▸ Source records
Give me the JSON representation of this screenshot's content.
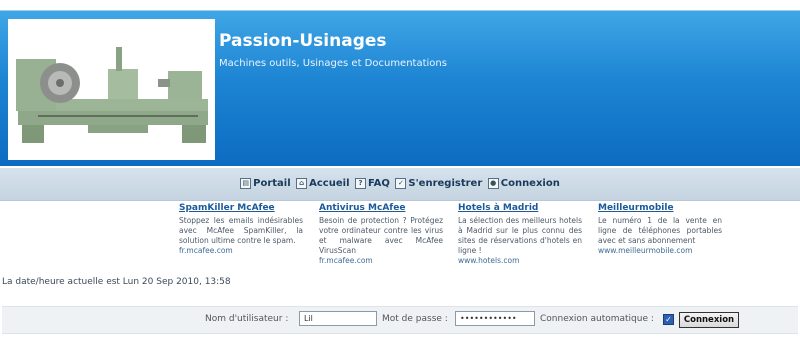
{
  "header": {
    "title": "Passion-Usinages",
    "subtitle": "Machines outils, Usinages et Documentations",
    "logo_icon": "lathe-machine-image"
  },
  "nav": {
    "items": [
      {
        "label": "Portail",
        "icon": "portal-icon"
      },
      {
        "label": "Accueil",
        "icon": "home-icon"
      },
      {
        "label": "FAQ",
        "icon": "faq-icon"
      },
      {
        "label": "S'enregistrer",
        "icon": "register-icon"
      },
      {
        "label": "Connexion",
        "icon": "login-icon"
      }
    ]
  },
  "ads": [
    {
      "title": "SpamKiller McAfee",
      "desc": "Stoppez les emails indésirables avec McAfee SpamKiller, la solution ultime contre le spam.",
      "url": "fr.mcafee.com"
    },
    {
      "title": "Antivirus McAfee",
      "desc": "Besoin de protection ? Protégez votre ordinateur contre les virus et malware avec McAfee VirusScan",
      "url": "fr.mcafee.com"
    },
    {
      "title": "Hotels à Madrid",
      "desc": "La sélection des meilleurs hotels à Madrid sur le plus connu des sites de réservations d'hotels en ligne !",
      "url": "www.hotels.com"
    },
    {
      "title": "Meilleurmobile",
      "desc": "Le numéro 1 de la vente en ligne de téléphones portables avec et sans abonnement",
      "url": "www.meilleurmobile.com"
    }
  ],
  "date_line": "La date/heure actuelle est Lun 20 Sep 2010, 13:58",
  "login": {
    "username_label": "Nom d'utilisateur :",
    "username_value": "Lil",
    "password_label": "Mot de passe :",
    "password_value": "••••••••••••",
    "auto_label": "Connexion automatique :",
    "auto_checked": "✓",
    "submit_label": "Connexion"
  },
  "colors": {
    "header_blue": "#1d84d3",
    "nav_bg": "#c5d4e1",
    "link_blue": "#1d5a99"
  }
}
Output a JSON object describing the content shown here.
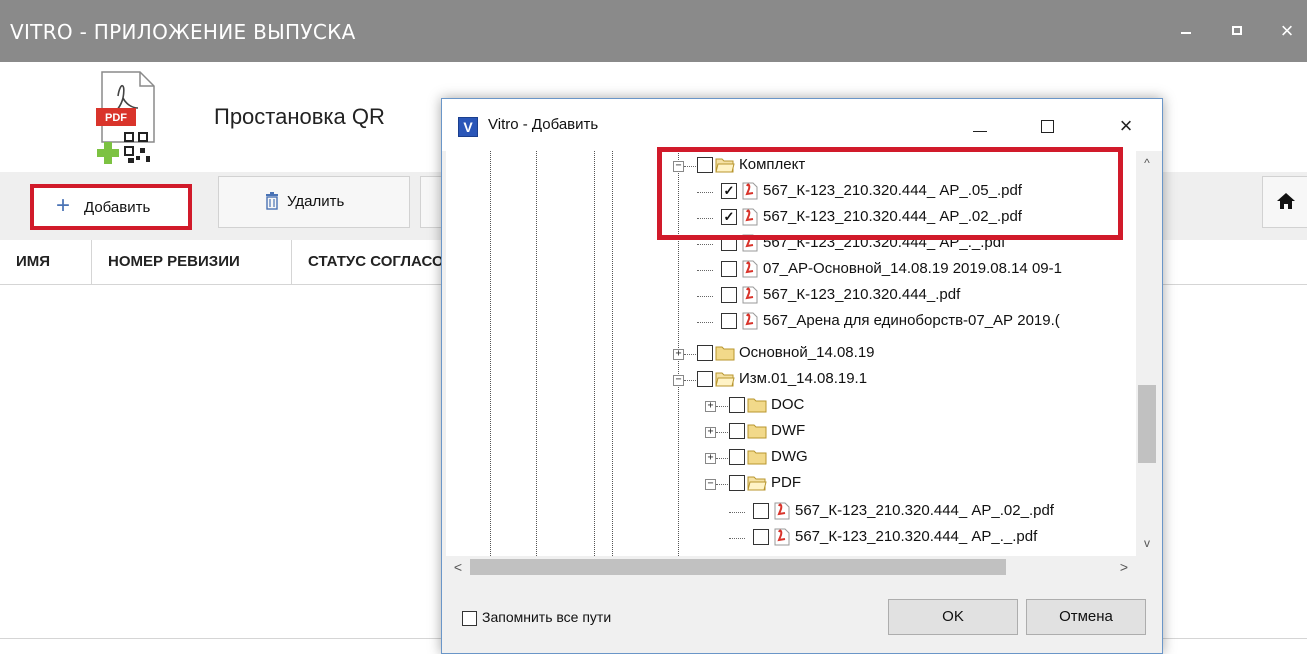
{
  "window": {
    "title": "VITRO - ПРИЛОЖЕНИЕ ВЫПУСКА",
    "controls": {
      "minimize": "minimize-icon",
      "maximize": "maximize-icon",
      "close": "×"
    }
  },
  "header": {
    "heading": "Простановка QR"
  },
  "toolbar": {
    "add_icon": "+",
    "add_label": "Добавить",
    "delete_label": "Удалить"
  },
  "table": {
    "columns": [
      "ИМЯ",
      "НОМЕР РЕВИЗИИ",
      "СТАТУС СОГЛАСОВАНИЯ"
    ]
  },
  "dialog": {
    "title": "Vitro - Добавить",
    "logo": "V",
    "close": "×",
    "tree": [
      {
        "label": "Комплект",
        "type": "folder-open",
        "expander": "−",
        "checked": false
      },
      {
        "label": "567_К-123_210.320.444_ АР_.05_.pdf",
        "type": "pdf",
        "checked": true
      },
      {
        "label": "567_К-123_210.320.444_ АР_.02_.pdf",
        "type": "pdf",
        "checked": true
      },
      {
        "label": "567_К-123_210.320.444_ АР_._.pdf",
        "type": "pdf",
        "checked": false
      },
      {
        "label": "07_АР-Основной_14.08.19 2019.08.14 09-1",
        "type": "pdf",
        "checked": false
      },
      {
        "label": "567_К-123_210.320.444_.pdf",
        "type": "pdf",
        "checked": false
      },
      {
        "label": "567_Арена для единоборств-07_АР 2019.(",
        "type": "pdf",
        "checked": false
      },
      {
        "label": "Основной_14.08.19",
        "type": "folder",
        "expander": "+",
        "checked": false
      },
      {
        "label": "Изм.01_14.08.19.1",
        "type": "folder-open",
        "expander": "−",
        "checked": false
      },
      {
        "label": "DOC",
        "type": "folder",
        "expander": "+",
        "checked": false
      },
      {
        "label": "DWF",
        "type": "folder",
        "expander": "+",
        "checked": false
      },
      {
        "label": "DWG",
        "type": "folder",
        "expander": "+",
        "checked": false
      },
      {
        "label": "PDF",
        "type": "folder-open",
        "expander": "−",
        "checked": false
      },
      {
        "label": "567_К-123_210.320.444_ АР_.02_.pdf",
        "type": "pdf",
        "checked": false
      },
      {
        "label": "567_К-123_210.320.444_ АР_._.pdf",
        "type": "pdf",
        "checked": false
      }
    ],
    "scroll_up": "^",
    "scroll_down": "v",
    "scroll_left": "<",
    "scroll_right": ">",
    "remember_label": "Запомнить все пути",
    "ok_label": "OK",
    "cancel_label": "Отмена"
  },
  "colors": {
    "highlight": "#d11a2a",
    "titlebar": "#8a8a8a",
    "add_icon": "#4a73b5"
  }
}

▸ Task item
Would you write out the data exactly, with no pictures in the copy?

▸ Answer to this task
Give me the JSON representation of this screenshot's content.
{
  "header": {
    "title": "Passion-Usinages",
    "subtitle": "Machines outils, Usinages et Documentations",
    "logo_icon": "lathe-machine-image"
  },
  "nav": {
    "items": [
      {
        "label": "Portail",
        "icon": "portal-icon"
      },
      {
        "label": "Accueil",
        "icon": "home-icon"
      },
      {
        "label": "FAQ",
        "icon": "faq-icon"
      },
      {
        "label": "S'enregistrer",
        "icon": "register-icon"
      },
      {
        "label": "Connexion",
        "icon": "login-icon"
      }
    ]
  },
  "ads": [
    {
      "title": "SpamKiller McAfee",
      "desc": "Stoppez les emails indésirables avec McAfee SpamKiller, la solution ultime contre le spam.",
      "url": "fr.mcafee.com"
    },
    {
      "title": "Antivirus McAfee",
      "desc": "Besoin de protection ? Protégez votre ordinateur contre les virus et malware avec McAfee VirusScan",
      "url": "fr.mcafee.com"
    },
    {
      "title": "Hotels à Madrid",
      "desc": "La sélection des meilleurs hotels à Madrid sur le plus connu des sites de réservations d'hotels en ligne !",
      "url": "www.hotels.com"
    },
    {
      "title": "Meilleurmobile",
      "desc": "Le numéro 1 de la vente en ligne de téléphones portables avec et sans abonnement",
      "url": "www.meilleurmobile.com"
    }
  ],
  "date_line": "La date/heure actuelle est Lun 20 Sep 2010, 13:58",
  "login": {
    "username_label": "Nom d'utilisateur :",
    "username_value": "Lil",
    "password_label": "Mot de passe :",
    "password_value": "••••••••••••",
    "auto_label": "Connexion automatique :",
    "auto_checked": "✓",
    "submit_label": "Connexion"
  },
  "colors": {
    "header_blue": "#1d84d3",
    "nav_bg": "#c5d4e1",
    "link_blue": "#1d5a99"
  }
}
Output a JSON object describing the content shown here.
{
  "window": {
    "title": "VITRO - ПРИЛОЖЕНИЕ ВЫПУСКА",
    "controls": {
      "minimize": "minimize-icon",
      "maximize": "maximize-icon",
      "close": "×"
    }
  },
  "header": {
    "heading": "Простановка QR"
  },
  "toolbar": {
    "add_icon": "+",
    "add_label": "Добавить",
    "delete_label": "Удалить"
  },
  "table": {
    "columns": [
      "ИМЯ",
      "НОМЕР РЕВИЗИИ",
      "СТАТУС СОГЛАСОВАНИЯ"
    ]
  },
  "dialog": {
    "title": "Vitro - Добавить",
    "logo": "V",
    "close": "×",
    "tree": [
      {
        "label": "Комплект",
        "type": "folder-open",
        "expander": "−",
        "checked": false
      },
      {
        "label": "567_К-123_210.320.444_ АР_.05_.pdf",
        "type": "pdf",
        "checked": true
      },
      {
        "label": "567_К-123_210.320.444_ АР_.02_.pdf",
        "type": "pdf",
        "checked": true
      },
      {
        "label": "567_К-123_210.320.444_ АР_._.pdf",
        "type": "pdf",
        "checked": false
      },
      {
        "label": "07_АР-Основной_14.08.19 2019.08.14 09-1",
        "type": "pdf",
        "checked": false
      },
      {
        "label": "567_К-123_210.320.444_.pdf",
        "type": "pdf",
        "checked": false
      },
      {
        "label": "567_Арена для единоборств-07_АР 2019.(",
        "type": "pdf",
        "checked": false
      },
      {
        "label": "Основной_14.08.19",
        "type": "folder",
        "expander": "+",
        "checked": false
      },
      {
        "label": "Изм.01_14.08.19.1",
        "type": "folder-open",
        "expander": "−",
        "checked": false
      },
      {
        "label": "DOC",
        "type": "folder",
        "expander": "+",
        "checked": false
      },
      {
        "label": "DWF",
        "type": "folder",
        "expander": "+",
        "checked": false
      },
      {
        "label": "DWG",
        "type": "folder",
        "expander": "+",
        "checked": false
      },
      {
        "label": "PDF",
        "type": "folder-open",
        "expander": "−",
        "checked": false
      },
      {
        "label": "567_К-123_210.320.444_ АР_.02_.pdf",
        "type": "pdf",
        "checked": false
      },
      {
        "label": "567_К-123_210.320.444_ АР_._.pdf",
        "type": "pdf",
        "checked": false
      }
    ],
    "scroll_up": "^",
    "scroll_down": "v",
    "scroll_left": "<",
    "scroll_right": ">",
    "remember_label": "Запомнить все пути",
    "ok_label": "OK",
    "cancel_label": "Отмена"
  },
  "colors": {
    "highlight": "#d11a2a",
    "titlebar": "#8a8a8a",
    "add_icon": "#4a73b5"
  }
}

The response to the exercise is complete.